Take any evidence of compromise seriously and investigate thoroughly.
Mitigating the Ivanti EPMM Vulnerabilities
If using vulnerable Ivanti EPMM versions, immediately upgrade to patched releases 22.214.171.124, 126.96.36.199, or 188.8.131.52. For outdated MobileIron Core deployments, migration to Ivanti EPMM is required.
Ivanti also provides two RPM scripts to further harden installations:
- The first disables vulnerable API endpoints as a temporary workaround.
- The second delivers an official fix and should be installed after upgrading.
Be sure to follow Ivanti’s guidance for reloading the system after applying each script. Comprehensive patching, upgrading, and running both scripts is critical for fully resolving the vulnerabilities.
Make Vulnerability Management a Priority
To stay ahead of emerging threats like the Ivanti EPMM flaws, organizations should continuously monitor assets, maintain awareness of vulnerabilities in use, and promptly patch software.
Solutions like ResilientX Network Security Scanner can instantly detect products affected by new vulnerabilities among Internet-facing assets, enabling rapid response. Configuration checks and virtual patching provide additional protection.
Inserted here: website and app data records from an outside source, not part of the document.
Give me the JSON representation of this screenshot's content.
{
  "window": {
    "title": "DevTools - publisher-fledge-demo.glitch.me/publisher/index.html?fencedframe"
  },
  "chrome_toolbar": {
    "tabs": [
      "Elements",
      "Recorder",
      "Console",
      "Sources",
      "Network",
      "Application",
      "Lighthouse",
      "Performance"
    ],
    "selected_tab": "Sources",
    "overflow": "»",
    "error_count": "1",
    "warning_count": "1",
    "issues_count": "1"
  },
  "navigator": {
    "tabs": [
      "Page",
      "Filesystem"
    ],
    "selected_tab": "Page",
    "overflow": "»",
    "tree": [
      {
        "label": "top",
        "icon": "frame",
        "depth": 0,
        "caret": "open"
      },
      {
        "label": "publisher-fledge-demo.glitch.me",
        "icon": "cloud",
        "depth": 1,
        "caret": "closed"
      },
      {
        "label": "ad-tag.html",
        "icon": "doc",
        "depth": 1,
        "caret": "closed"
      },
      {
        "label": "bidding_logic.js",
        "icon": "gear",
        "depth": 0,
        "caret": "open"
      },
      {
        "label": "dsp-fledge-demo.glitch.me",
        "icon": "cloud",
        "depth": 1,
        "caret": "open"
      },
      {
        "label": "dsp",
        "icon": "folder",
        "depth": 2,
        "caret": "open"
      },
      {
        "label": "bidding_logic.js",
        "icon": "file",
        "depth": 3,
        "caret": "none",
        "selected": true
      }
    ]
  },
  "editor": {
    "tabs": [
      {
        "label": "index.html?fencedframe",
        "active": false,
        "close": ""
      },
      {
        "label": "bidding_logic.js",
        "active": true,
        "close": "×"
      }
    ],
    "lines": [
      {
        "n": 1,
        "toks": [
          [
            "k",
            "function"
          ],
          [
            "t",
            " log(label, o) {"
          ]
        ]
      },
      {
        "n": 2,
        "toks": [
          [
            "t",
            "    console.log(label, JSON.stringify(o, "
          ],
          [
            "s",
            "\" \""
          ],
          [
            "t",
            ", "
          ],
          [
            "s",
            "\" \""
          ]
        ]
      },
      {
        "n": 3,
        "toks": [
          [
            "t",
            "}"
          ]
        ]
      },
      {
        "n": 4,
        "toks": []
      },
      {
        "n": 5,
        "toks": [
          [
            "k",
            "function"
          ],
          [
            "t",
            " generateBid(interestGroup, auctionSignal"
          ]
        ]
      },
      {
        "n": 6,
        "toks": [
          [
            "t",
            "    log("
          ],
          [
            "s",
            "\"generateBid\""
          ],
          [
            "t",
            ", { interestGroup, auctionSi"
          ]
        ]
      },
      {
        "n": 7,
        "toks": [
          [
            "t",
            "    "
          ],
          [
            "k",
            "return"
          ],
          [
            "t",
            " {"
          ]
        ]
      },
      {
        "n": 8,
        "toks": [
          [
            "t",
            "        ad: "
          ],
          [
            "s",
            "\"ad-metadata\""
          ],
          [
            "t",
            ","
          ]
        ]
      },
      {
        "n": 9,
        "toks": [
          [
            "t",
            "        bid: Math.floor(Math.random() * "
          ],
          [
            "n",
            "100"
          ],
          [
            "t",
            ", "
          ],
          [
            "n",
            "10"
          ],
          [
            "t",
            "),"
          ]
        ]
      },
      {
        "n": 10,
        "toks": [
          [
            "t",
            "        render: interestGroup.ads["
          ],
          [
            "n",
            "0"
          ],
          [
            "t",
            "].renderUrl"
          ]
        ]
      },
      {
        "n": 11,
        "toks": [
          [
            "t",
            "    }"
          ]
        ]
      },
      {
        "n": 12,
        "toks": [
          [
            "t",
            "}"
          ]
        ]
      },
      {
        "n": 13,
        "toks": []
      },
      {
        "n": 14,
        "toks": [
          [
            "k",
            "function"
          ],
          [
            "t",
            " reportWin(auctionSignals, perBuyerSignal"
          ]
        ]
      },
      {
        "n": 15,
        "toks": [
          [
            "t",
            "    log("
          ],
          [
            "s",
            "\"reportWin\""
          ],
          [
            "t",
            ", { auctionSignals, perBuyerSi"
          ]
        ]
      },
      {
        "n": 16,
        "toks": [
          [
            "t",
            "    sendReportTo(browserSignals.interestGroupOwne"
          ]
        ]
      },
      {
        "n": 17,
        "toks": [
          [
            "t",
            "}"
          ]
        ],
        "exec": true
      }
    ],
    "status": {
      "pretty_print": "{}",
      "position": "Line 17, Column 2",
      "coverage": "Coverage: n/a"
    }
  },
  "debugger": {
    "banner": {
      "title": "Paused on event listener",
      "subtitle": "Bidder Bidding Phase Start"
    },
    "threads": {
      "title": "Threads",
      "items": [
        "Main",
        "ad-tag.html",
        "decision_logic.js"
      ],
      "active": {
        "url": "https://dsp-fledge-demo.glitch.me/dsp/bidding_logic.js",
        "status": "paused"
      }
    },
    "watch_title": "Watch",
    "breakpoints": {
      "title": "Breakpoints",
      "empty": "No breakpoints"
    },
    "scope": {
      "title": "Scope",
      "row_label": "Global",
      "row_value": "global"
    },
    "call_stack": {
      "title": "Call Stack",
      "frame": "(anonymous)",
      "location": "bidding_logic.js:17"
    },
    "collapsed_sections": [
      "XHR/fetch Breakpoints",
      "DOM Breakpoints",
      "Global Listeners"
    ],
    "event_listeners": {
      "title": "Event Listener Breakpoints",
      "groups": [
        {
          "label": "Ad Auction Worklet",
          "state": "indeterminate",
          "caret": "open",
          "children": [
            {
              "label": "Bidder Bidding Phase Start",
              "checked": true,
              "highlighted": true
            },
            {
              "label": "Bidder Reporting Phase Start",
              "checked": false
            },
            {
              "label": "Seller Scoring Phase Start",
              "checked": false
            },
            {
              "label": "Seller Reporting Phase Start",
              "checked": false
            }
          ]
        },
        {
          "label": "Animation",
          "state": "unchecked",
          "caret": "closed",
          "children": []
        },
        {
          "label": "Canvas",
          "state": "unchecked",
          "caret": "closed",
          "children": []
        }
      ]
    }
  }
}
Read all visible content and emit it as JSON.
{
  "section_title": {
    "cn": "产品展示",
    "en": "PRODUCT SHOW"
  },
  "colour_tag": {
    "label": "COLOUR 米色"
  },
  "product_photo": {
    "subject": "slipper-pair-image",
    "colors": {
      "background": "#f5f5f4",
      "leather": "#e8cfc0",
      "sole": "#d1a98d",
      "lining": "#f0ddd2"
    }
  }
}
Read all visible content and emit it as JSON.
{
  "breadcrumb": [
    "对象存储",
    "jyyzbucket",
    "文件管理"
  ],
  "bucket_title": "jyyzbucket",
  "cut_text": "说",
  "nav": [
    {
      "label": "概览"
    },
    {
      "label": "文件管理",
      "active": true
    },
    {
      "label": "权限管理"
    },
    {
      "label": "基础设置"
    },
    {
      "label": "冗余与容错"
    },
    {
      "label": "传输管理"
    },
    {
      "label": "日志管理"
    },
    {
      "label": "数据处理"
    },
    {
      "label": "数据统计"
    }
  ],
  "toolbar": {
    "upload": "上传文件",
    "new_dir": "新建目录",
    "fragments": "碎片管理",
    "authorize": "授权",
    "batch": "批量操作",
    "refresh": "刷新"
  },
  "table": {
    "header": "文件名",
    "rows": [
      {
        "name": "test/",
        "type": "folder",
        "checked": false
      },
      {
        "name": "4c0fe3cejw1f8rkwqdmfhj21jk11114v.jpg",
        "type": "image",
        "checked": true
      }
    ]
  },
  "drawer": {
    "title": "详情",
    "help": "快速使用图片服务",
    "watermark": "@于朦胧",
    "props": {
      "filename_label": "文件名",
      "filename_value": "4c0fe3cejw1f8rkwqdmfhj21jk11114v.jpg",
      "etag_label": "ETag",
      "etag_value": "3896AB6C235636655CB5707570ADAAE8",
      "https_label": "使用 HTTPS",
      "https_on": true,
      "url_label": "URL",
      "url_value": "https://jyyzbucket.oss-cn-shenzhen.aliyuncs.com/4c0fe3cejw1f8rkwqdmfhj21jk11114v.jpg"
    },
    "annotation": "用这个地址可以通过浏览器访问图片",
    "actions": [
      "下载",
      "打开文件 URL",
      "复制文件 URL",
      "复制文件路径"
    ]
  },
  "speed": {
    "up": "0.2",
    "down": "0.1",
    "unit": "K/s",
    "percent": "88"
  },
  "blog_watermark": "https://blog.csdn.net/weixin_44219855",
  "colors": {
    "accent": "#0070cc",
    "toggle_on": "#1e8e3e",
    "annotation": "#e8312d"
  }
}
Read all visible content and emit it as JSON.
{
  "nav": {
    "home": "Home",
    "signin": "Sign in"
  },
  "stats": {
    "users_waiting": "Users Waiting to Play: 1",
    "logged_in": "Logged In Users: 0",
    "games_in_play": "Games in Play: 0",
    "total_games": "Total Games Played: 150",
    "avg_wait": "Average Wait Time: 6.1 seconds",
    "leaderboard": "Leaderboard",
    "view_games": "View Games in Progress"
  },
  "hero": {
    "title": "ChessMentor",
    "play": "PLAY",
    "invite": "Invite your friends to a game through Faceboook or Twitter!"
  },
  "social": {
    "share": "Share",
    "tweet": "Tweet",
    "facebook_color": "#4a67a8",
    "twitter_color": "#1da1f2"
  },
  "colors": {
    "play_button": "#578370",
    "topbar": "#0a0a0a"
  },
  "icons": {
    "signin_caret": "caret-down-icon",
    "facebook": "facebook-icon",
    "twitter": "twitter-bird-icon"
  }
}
Regular scanning, penetration testing, upgrading, and patching processes are key to reducing risk. Prioritizing vulnerability management and response is imperative for security in modern IT environments.